“Tesla is either one of the great Ponzi schemes of all time or it’s gonna work out,”
He is referring to the fact that Tesla keeps going back to the market to raise more money, not unlike a Ponzi scheme. Though in a Ponzi scheme, there’s no actual product or investment, the sole purpose of the scheme is to attract more investors to pay off previous investors, which is obviously not the case with Tesla.
Tesla had $7 billion in revenue last year and delivered 25,000 vehicles last quarter. We can argue on its valuation, but it’s definitely a real business.
But then Jackson went a step further and lied about Tesla’s gross margins on stage:
“Selling vehicles at a profit would be very impressive. Giving away vehicles at below what it cost you to make them is not very exciting.”
That’s a talking point that the auto industry has been pushing about EVs for years – “there’s no way to make a profit on electric vehicles and automakers only make them for compliance credits”.
They often use Tesla as an example and claims that the company is selling its vehicles below cost to explains its losses, which is of course verifiably untrue. Tesla has a positive gross margin on its vehicles for years now and as much as 20% for the past few quarters. That’s without accounting for ZEV credits.
Tesla undoubtedly loses money overall, but that’s mainly because the company is heavily investing in its growth with the Gigafactory, Fremont factory, stores, service centers and Superchargers.
Jackson ignores that and instead compares Tesla to GM, which has years of investment in its capacity behind the company:
“For a decade, Tesla has given us the car of the future: a sexy, high-performance, networked, and lately semi-self-driving luxury electric car. Last year, Chevy brought us the new car of the future: relatively inexpensive, with decent performance, also networked, and most importantly, plugged into multiple business models. Oh, and it’s manufactured at massive industrial scale in the USA.”
Of course, the important point here is “plugged into multiple business models”, which translates to “AutoNation’s business model” of car dealerships.

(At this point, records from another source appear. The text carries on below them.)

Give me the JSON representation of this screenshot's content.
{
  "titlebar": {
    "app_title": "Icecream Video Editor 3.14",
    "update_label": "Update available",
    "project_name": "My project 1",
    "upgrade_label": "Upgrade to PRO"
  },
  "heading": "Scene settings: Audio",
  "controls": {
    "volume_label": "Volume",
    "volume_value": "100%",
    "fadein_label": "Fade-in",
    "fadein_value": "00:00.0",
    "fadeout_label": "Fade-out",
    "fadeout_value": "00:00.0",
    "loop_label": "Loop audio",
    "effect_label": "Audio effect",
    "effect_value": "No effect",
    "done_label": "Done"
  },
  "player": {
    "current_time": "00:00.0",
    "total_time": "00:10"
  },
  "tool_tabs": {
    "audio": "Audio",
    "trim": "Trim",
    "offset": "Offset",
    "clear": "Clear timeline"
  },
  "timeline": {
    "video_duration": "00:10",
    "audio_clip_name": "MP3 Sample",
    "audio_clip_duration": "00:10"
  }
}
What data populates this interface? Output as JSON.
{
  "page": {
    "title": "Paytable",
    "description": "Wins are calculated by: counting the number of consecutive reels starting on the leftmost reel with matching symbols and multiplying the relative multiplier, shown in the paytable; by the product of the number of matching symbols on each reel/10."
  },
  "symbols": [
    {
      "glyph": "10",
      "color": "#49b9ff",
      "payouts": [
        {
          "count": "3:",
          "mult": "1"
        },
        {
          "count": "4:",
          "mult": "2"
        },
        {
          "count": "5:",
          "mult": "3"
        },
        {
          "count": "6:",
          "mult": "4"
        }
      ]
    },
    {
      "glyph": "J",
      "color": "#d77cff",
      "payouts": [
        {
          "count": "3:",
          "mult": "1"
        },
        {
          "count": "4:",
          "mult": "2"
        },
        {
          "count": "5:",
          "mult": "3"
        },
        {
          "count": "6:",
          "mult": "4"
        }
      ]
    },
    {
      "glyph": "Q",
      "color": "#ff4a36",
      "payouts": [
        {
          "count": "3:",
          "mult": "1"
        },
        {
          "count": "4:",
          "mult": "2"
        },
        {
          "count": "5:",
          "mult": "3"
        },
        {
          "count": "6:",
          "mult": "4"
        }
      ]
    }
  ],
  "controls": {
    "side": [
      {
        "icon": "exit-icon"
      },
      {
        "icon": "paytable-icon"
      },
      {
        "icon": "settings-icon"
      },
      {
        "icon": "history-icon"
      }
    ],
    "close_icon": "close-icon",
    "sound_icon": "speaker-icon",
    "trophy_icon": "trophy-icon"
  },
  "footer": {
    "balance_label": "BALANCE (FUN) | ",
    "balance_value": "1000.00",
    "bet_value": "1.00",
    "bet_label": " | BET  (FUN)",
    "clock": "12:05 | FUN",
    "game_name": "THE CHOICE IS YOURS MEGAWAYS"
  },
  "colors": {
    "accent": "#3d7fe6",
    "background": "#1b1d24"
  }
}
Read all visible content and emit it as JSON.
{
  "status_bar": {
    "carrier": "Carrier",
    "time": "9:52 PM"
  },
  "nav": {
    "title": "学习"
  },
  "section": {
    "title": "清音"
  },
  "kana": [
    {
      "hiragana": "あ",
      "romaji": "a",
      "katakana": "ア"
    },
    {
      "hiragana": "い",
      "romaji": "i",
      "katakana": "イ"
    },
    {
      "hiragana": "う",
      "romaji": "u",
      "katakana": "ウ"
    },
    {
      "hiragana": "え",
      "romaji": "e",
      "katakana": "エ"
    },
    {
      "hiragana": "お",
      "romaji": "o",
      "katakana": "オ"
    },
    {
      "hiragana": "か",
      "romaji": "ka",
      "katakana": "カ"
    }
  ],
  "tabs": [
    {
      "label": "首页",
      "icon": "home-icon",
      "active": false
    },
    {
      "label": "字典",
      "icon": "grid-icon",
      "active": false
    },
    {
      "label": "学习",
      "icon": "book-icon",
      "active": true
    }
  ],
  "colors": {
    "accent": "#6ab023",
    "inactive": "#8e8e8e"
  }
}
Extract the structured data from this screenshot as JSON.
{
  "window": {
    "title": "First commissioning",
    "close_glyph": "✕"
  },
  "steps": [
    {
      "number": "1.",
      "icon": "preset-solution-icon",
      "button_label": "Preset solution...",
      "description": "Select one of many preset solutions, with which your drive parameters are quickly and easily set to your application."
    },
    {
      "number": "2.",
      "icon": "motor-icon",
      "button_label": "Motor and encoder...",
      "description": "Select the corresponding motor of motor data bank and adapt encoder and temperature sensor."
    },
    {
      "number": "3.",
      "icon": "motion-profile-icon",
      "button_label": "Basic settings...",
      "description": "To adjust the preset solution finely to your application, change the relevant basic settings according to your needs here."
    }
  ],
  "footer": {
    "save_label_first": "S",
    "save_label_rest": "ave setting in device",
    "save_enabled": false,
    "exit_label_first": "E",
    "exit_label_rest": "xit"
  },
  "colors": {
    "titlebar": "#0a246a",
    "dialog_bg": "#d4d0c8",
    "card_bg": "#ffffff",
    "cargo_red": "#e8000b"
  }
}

It will be interesting going forward to see how Tesla’s business model clashes with large automotive retailers like AutoNation, especially when you consider the fact that Tesla managed to retain a large portion of its used car business.